A goal of the ASA is to make it easier for its members to demonstrate their pedagogical skills for promotion, tenure, or job applications. This goal is more fully realized with a new member benefit, which makes it now possible for any ASA member to submit a teaching resource to TRAILS: the Teaching Resources and Innovation Library for Sociology, even if they are not a subscriber. As administrators, accreditors, and parents increasingly focus on student learning outcomes, job candidates and faculty are less likely to receive the benefit of the doubt regarding their teaching effectiveness. They will need proof.
On neighborhood street corners in the United States one regularly sees walkers of all ages, children with bikes, parents pushing strollers, and teenagers with skateboards taking advantage of curb cuts. The “curb-cut principle” refers to the idea that while curb cuts were originally intended for persons who use wheelchairs they are also convenient for all.
As of its February meeting, ASA Council has now approved all 15 recommendations included in the most recent report from the Status Committee on Persons with Disabilities in Sociology. Many of those recommendations can be thought of as professional association “curb cuts,” establishing practices that will make ASA meetings and services more accessible and welcoming to all members.
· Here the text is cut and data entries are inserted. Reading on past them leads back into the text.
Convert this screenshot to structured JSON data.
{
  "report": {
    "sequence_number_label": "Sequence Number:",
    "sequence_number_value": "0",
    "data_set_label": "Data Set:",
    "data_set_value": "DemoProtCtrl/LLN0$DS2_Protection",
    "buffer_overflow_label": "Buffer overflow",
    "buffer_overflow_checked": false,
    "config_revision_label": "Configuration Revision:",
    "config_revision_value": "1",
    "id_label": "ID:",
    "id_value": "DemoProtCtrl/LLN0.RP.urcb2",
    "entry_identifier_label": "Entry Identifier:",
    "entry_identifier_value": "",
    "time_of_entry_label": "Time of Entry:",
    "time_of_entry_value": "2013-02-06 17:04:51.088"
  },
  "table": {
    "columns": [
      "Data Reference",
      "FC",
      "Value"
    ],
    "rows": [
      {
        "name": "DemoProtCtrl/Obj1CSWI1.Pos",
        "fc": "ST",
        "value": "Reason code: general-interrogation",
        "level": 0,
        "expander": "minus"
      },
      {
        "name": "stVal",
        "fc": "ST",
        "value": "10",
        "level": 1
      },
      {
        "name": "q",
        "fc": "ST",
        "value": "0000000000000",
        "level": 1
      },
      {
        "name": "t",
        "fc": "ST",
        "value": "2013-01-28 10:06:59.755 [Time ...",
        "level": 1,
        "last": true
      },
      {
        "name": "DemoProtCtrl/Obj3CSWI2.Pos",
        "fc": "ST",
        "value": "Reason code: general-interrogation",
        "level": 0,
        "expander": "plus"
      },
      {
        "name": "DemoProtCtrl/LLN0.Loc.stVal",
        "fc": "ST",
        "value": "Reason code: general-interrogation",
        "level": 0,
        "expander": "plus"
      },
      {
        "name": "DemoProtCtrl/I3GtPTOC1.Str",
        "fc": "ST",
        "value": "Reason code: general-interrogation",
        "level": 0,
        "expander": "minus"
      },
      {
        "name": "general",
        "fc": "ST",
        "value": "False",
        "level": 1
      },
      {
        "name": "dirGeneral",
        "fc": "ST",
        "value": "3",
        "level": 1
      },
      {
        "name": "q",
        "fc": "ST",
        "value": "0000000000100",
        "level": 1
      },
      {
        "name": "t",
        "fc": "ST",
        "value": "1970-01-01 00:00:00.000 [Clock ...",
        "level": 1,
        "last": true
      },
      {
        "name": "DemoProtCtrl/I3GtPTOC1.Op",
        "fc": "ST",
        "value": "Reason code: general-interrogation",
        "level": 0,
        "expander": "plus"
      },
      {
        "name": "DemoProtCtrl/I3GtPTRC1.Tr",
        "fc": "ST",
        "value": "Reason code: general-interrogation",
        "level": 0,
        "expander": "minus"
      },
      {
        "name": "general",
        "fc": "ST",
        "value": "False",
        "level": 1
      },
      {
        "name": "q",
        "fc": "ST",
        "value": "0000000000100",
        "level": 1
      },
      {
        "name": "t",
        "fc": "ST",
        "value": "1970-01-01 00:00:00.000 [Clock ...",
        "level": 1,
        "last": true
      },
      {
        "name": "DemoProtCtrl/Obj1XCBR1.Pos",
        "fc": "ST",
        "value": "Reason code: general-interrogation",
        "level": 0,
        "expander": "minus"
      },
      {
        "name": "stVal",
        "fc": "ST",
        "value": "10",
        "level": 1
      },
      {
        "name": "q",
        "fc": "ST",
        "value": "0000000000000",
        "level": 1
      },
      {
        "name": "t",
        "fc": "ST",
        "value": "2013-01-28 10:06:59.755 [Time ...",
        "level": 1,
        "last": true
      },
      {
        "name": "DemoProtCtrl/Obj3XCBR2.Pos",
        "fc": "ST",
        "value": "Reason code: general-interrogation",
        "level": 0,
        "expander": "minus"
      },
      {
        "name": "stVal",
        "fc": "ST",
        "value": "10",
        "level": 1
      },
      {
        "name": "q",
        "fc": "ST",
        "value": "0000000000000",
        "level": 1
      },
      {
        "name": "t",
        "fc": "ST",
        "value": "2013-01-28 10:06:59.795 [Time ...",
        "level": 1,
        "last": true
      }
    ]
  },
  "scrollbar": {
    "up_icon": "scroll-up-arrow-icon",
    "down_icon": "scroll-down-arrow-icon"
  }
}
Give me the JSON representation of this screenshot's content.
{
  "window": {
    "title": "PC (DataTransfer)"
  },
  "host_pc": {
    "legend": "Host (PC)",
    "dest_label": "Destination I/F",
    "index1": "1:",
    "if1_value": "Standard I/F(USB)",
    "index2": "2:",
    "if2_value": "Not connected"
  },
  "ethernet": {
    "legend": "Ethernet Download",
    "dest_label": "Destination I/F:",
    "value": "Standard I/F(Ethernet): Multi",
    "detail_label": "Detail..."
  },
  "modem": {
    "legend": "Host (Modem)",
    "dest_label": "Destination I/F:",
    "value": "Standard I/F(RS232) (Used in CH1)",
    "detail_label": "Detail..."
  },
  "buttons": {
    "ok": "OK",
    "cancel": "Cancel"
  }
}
Erik Olin Wright speaking about Real Utopias
at Gallaudet University.
The first image of Gallaudet: two students in animated conversation strolling along a walk next to classic liberal arts type buildings—an everyday thing to see on campus, only they are talking with their hands. I have, of course, seen people signing before, but this was the first time I had visited a place in Deaf-World and spoken, with the help of an interpreter, for an extended period with Deaf people. The day was extraordinary.
Kevin Bales’ life’s work started with a pamphlet. The professor of sociology was in London in the early 1990s, and was astounded when he picked up a leaflet that stated there were millions of slaves in the world today. Bales is now an expert on modern slavery and President of Free the Slaves, a U.S. sister organization of Anti-Slavery International, the world’s oldest human rights organization.